Males breaking into the female elementary instructors’ domain has been going on in Mitchell for quite some time — 67 years in fact. I was the unknowing pioneer the summer of 1950 when Superintendent Lloyd Uecker hired me to teacher Longfellow sixth grade. I can remember most of those 28 students.
I was a 21-year-old college graduate. Principal Ardith Van Tassel had recently replaced Gertie Belle Rogers, who had become curriculum supervisor for the four elementary buildings. Joe Quintal was not only high school head football and basketball coach, but elementary PE instructor also. What he lacked in height, he compensated with a commanding bark heard in nearby classrooms.
My contract was $2,200 for that 1950-51 year. No surrounding district offered as high a beginning salary to go along with a uniquely modern trend. That novelty meant that elementary and secondary teachers were paid the same for identical preparation.

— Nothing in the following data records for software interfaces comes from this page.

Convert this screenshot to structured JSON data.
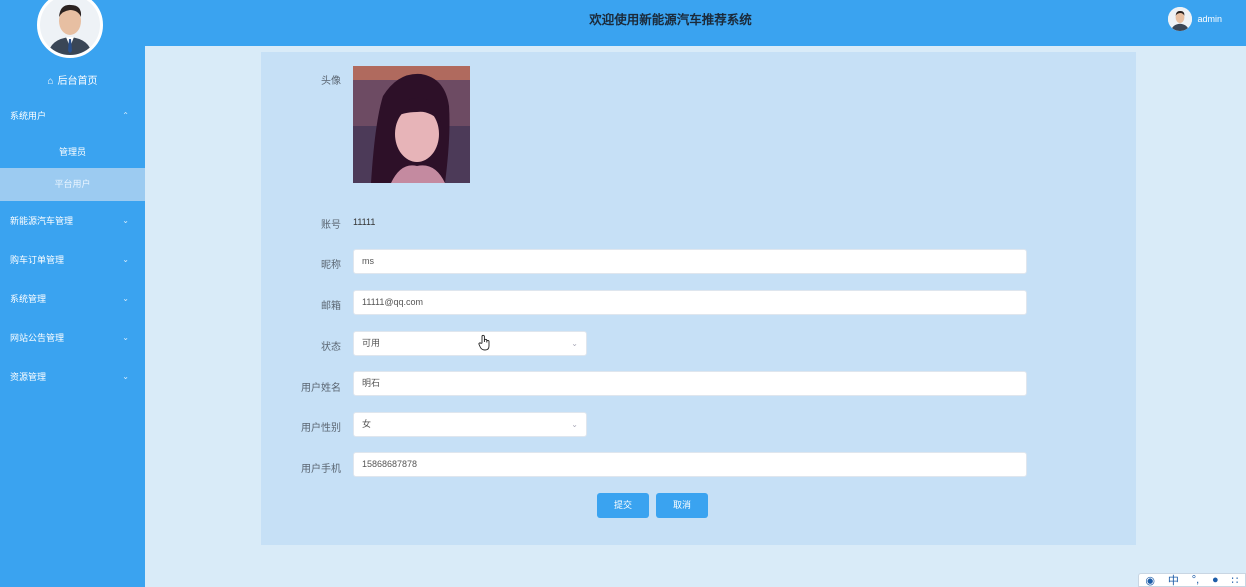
{
  "header": {
    "title": "欢迎使用新能源汽车推荐系统",
    "username": "admin"
  },
  "sidebar": {
    "home_label": "后台首页",
    "menus": [
      {
        "label": "系统用户",
        "expanded": true
      },
      {
        "label": "新能源汽车管理"
      },
      {
        "label": "购车订单管理"
      },
      {
        "label": "系统管理"
      },
      {
        "label": "网站公告管理"
      },
      {
        "label": "资源管理"
      }
    ],
    "sub_items": [
      {
        "label": "管理员"
      },
      {
        "label": "平台用户",
        "active": true
      }
    ]
  },
  "form": {
    "avatar_label": "头像",
    "account_label": "账号",
    "account_value": "11111",
    "nickname_label": "昵称",
    "nickname_value": "ms",
    "email_label": "邮箱",
    "email_value": "11111@qq.com",
    "status_label": "状态",
    "status_value": "可用",
    "realname_label": "用户姓名",
    "realname_value": "明石",
    "gender_label": "用户性别",
    "gender_value": "女",
    "phone_label": "用户手机",
    "phone_value": "15868687878",
    "submit_label": "提交",
    "cancel_label": "取消"
  },
  "ime": {
    "mode": "中"
  },
  "colors": {
    "accent": "#3aa3f0",
    "panel": "#c6e0f6",
    "background": "#d9ebf8"
  }
}
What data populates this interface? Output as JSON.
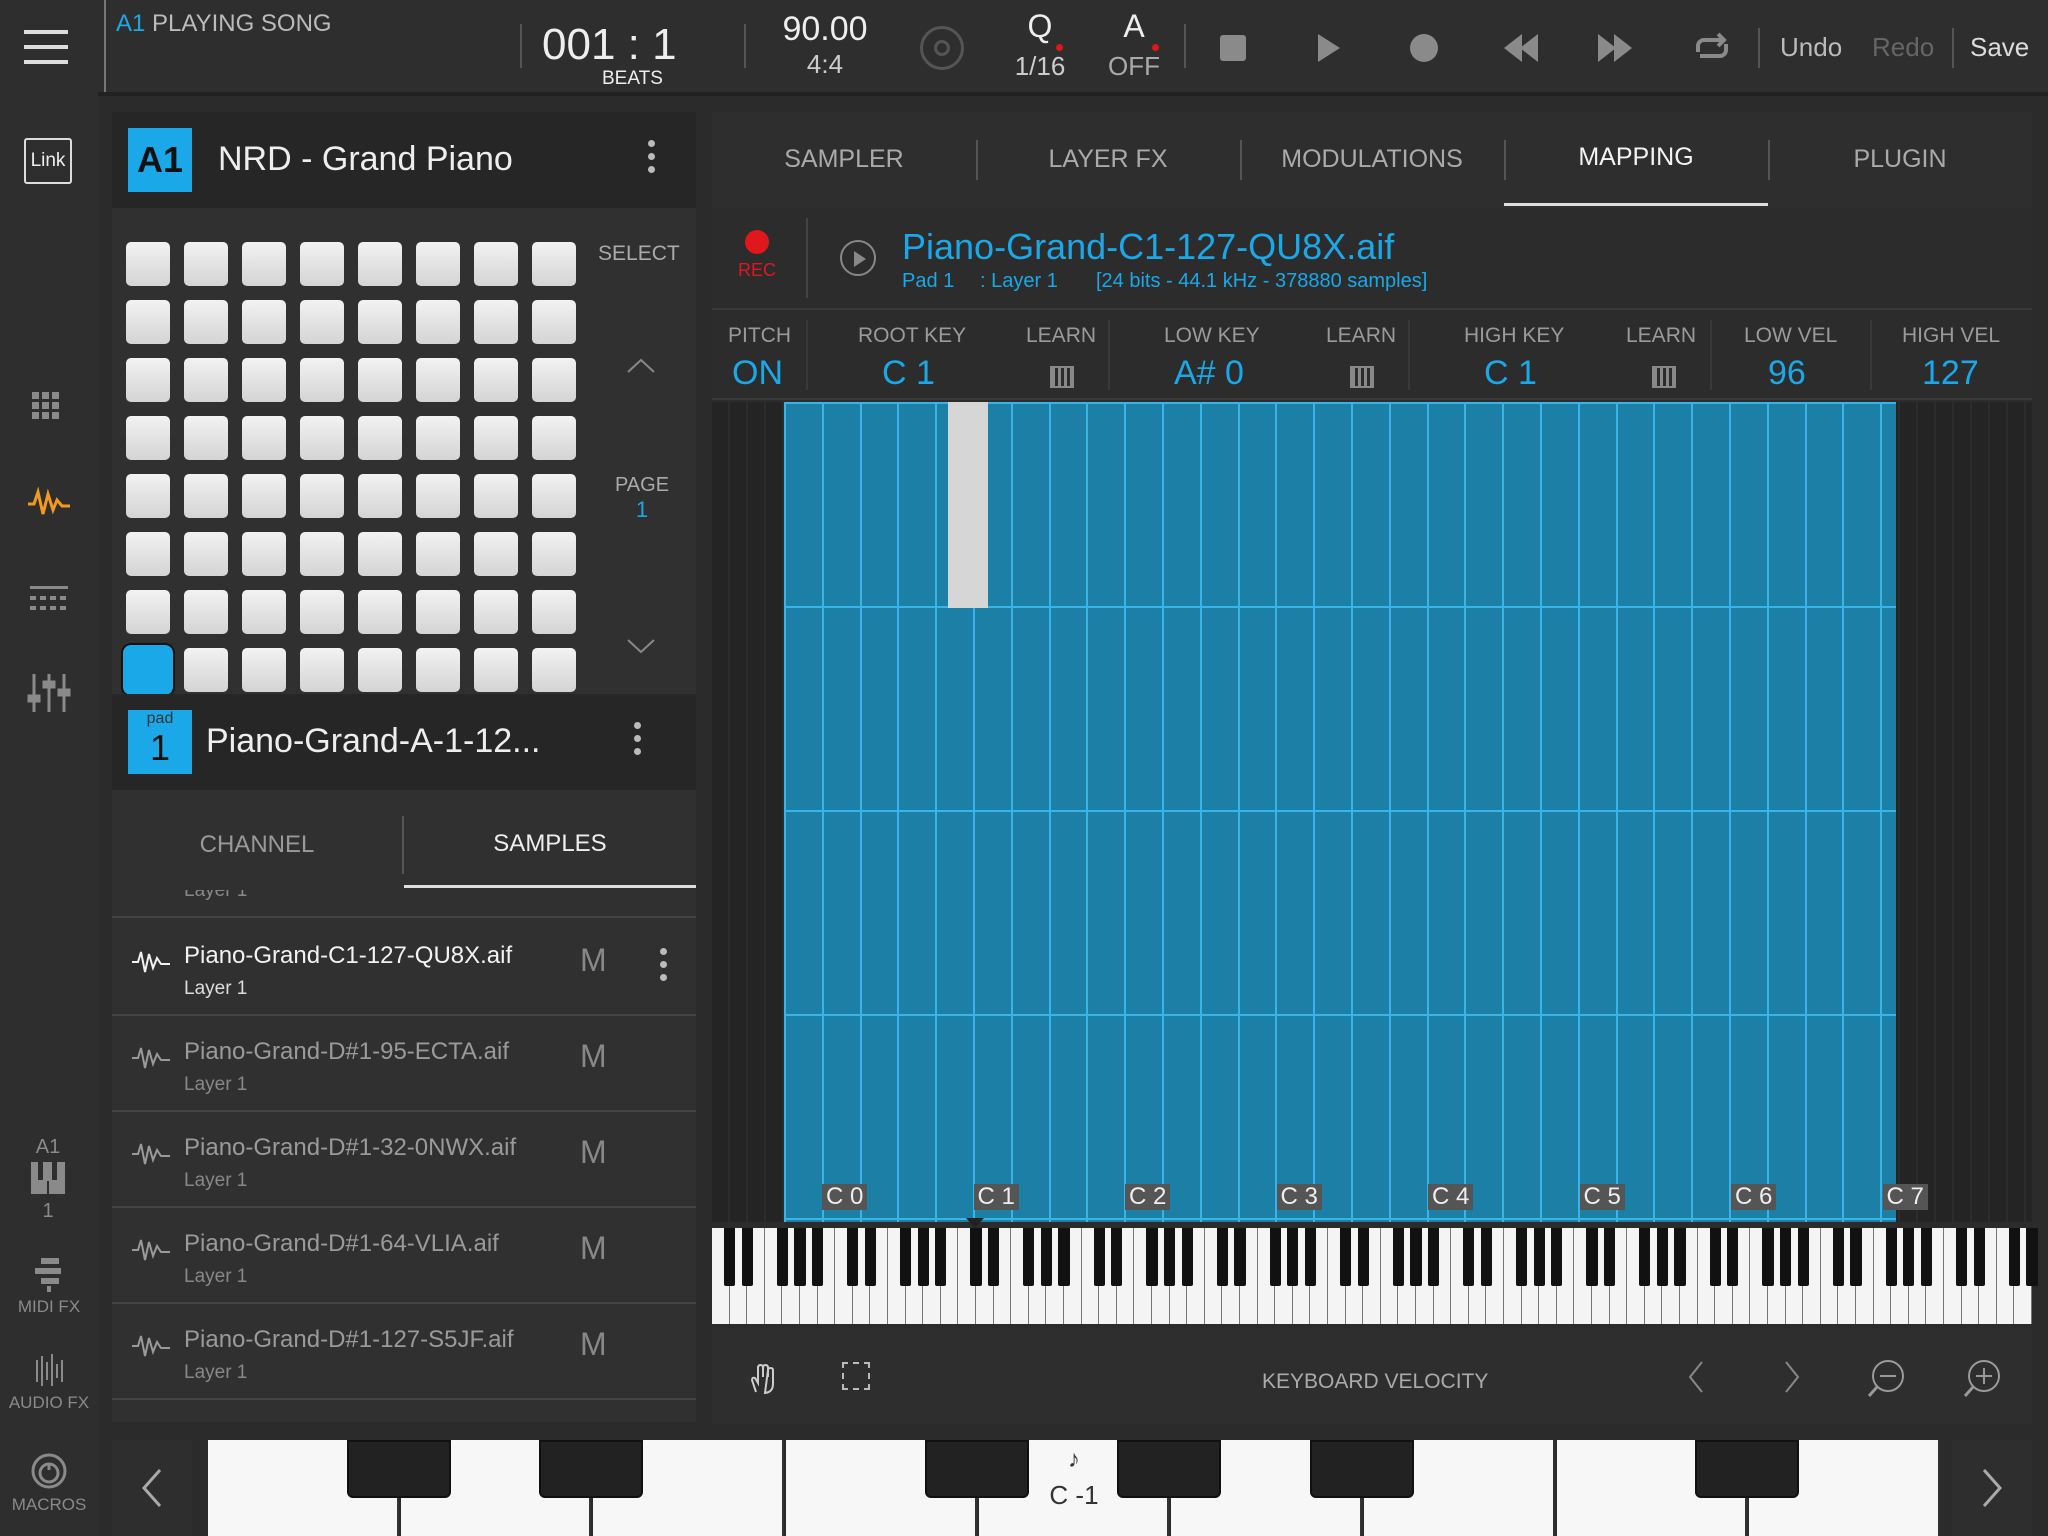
{
  "topbar": {
    "track_id": "A1",
    "song_status": "PLAYING SONG",
    "position": "001 : 1",
    "position_unit": "BEATS",
    "tempo": "90.00",
    "time_signature": "4:4",
    "quantize_label": "Q",
    "quantize_value": "1/16",
    "auto_label": "A",
    "auto_value": "OFF",
    "undo": "Undo",
    "redo": "Redo",
    "save": "Save"
  },
  "leftnav": {
    "link_label": "Link",
    "track_label": "A1",
    "track_number": "1",
    "midi_fx": "MIDI FX",
    "audio_fx": "AUDIO FX",
    "macros": "MACROS"
  },
  "instrument": {
    "slot": "A1",
    "name": "NRD - Grand Piano"
  },
  "pad_grid": {
    "select_label": "SELECT",
    "page_label": "PAGE",
    "page_number": "1",
    "selected_pad": 57
  },
  "pad": {
    "tag": "pad",
    "number": "1",
    "name": "Piano-Grand-A-1-12..."
  },
  "panel_tabs": {
    "channel": "CHANNEL",
    "samples": "SAMPLES"
  },
  "samples": [
    {
      "name": "Piano-Grand-C1-127-QU8X.aif",
      "layer": "Layer 1",
      "mute": "M",
      "active": true
    },
    {
      "name": "Piano-Grand-D#1-95-ECTA.aif",
      "layer": "Layer 1",
      "mute": "M",
      "active": false
    },
    {
      "name": "Piano-Grand-D#1-32-0NWX.aif",
      "layer": "Layer 1",
      "mute": "M",
      "active": false
    },
    {
      "name": "Piano-Grand-D#1-64-VLIA.aif",
      "layer": "Layer 1",
      "mute": "M",
      "active": false
    },
    {
      "name": "Piano-Grand-D#1-127-S5JF.aif",
      "layer": "Layer 1",
      "mute": "M",
      "active": false
    }
  ],
  "samples_partial_top": "Layer 1",
  "editor_tabs": [
    "SAMPLER",
    "LAYER FX",
    "MODULATIONS",
    "MAPPING",
    "PLUGIN"
  ],
  "active_editor_tab": "MAPPING",
  "sample_header": {
    "rec": "REC",
    "file": "Piano-Grand-C1-127-QU8X.aif",
    "pad": "Pad 1",
    "layer": ": Layer 1",
    "info": "[24 bits - 44.1 kHz - 378880 samples]"
  },
  "mapping": {
    "pitch_label": "PITCH",
    "pitch": "ON",
    "root_label": "ROOT KEY",
    "root": "C 1",
    "learn1": "LEARN",
    "low_label": "LOW KEY",
    "low": "A# 0",
    "learn2": "LEARN",
    "high_label": "HIGH KEY",
    "high": "C 1",
    "learn3": "LEARN",
    "lowvel_label": "LOW VEL",
    "lowvel": "96",
    "highvel_label": "HIGH VEL",
    "highvel": "127"
  },
  "octaves": [
    "C 0",
    "C 1",
    "C 2",
    "C 3",
    "C 4",
    "C 5",
    "C 6",
    "C 7"
  ],
  "bottom_toolbar": {
    "velocity_label": "KEYBOARD VELOCITY"
  },
  "play_keyboard": {
    "note_symbol": "♪",
    "note": "C -1"
  },
  "colors": {
    "accent": "#1aa8e8",
    "rec": "#e0171d",
    "waveform_icon": "#f29a1e",
    "grid": "#1c7fa6"
  }
}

Rogers was tall, slender, kindly and professional. Visiting my sixth grade classroom twice that first year, her only remembered comment for classroom improvement was that I should add a tail to the letter “s” when I wrote on the blackboard. Cursive writing was standard and penmanship was stressed. In that same era, L.B. “Bud” Williams was Mitchell’s highly respected mayor.
Uncle Sam interrupted my second year in September 1951. After teaching three weeks, I was drafted into the Korean War. At the front line in Korea, I was highly grateful for letters from Principal Van Tassel, fourth grade teacher Kathryn Bordewyk, kindergarten teacher Phyllis Cole and others.
I have enjoyed the quite insignificant notoriety since 1950 of being the first male elementary teacher in Mitchell Public Schools.